Data about app and page elements →
• • • •

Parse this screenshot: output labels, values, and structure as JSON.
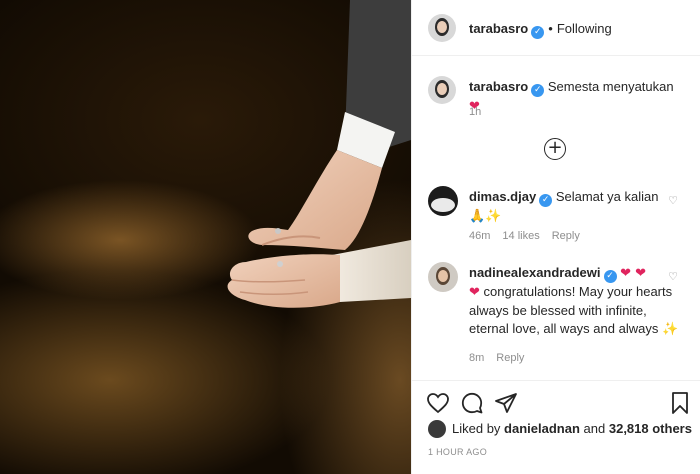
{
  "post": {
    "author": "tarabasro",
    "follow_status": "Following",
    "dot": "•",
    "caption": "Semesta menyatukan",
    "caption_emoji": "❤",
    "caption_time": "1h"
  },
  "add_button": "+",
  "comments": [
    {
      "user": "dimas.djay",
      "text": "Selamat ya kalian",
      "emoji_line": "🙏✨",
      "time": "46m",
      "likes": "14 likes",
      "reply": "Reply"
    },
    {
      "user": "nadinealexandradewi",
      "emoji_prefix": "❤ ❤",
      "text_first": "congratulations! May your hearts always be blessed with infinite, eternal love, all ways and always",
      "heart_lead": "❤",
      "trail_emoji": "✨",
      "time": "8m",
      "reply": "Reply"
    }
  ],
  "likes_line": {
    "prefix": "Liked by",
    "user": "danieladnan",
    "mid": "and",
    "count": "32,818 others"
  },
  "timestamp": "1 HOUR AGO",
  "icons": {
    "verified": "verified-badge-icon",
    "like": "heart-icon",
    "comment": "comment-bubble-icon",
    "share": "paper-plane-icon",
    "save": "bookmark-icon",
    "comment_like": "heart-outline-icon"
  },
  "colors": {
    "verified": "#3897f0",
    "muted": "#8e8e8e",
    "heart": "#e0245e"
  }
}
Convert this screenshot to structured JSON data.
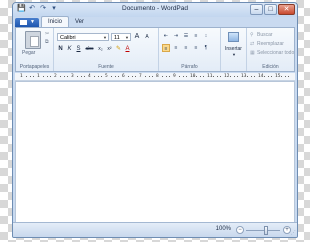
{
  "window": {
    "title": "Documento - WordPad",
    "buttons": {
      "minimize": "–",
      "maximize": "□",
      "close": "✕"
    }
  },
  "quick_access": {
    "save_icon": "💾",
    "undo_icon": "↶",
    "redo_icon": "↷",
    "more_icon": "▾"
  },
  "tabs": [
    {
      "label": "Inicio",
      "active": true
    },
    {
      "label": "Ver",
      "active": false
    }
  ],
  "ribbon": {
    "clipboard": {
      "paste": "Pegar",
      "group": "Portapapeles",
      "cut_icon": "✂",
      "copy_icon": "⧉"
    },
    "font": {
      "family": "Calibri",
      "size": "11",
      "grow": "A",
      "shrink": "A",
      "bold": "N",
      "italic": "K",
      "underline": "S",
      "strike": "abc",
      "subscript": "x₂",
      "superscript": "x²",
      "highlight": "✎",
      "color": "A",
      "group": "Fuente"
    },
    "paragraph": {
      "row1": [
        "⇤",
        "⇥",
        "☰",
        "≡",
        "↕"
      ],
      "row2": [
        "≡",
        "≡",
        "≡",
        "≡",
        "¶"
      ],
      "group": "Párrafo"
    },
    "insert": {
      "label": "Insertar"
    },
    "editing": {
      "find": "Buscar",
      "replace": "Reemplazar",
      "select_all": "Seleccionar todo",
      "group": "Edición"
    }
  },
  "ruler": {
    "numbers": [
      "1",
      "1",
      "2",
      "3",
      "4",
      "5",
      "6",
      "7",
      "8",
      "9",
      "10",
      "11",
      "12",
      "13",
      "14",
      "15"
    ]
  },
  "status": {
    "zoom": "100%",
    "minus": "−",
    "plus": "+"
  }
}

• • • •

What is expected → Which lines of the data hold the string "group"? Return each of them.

Exercise solution →
      "group": "Portapapeles",
      "group": "Fuente"
      "group": "Párrafo"
      "group": "Edición"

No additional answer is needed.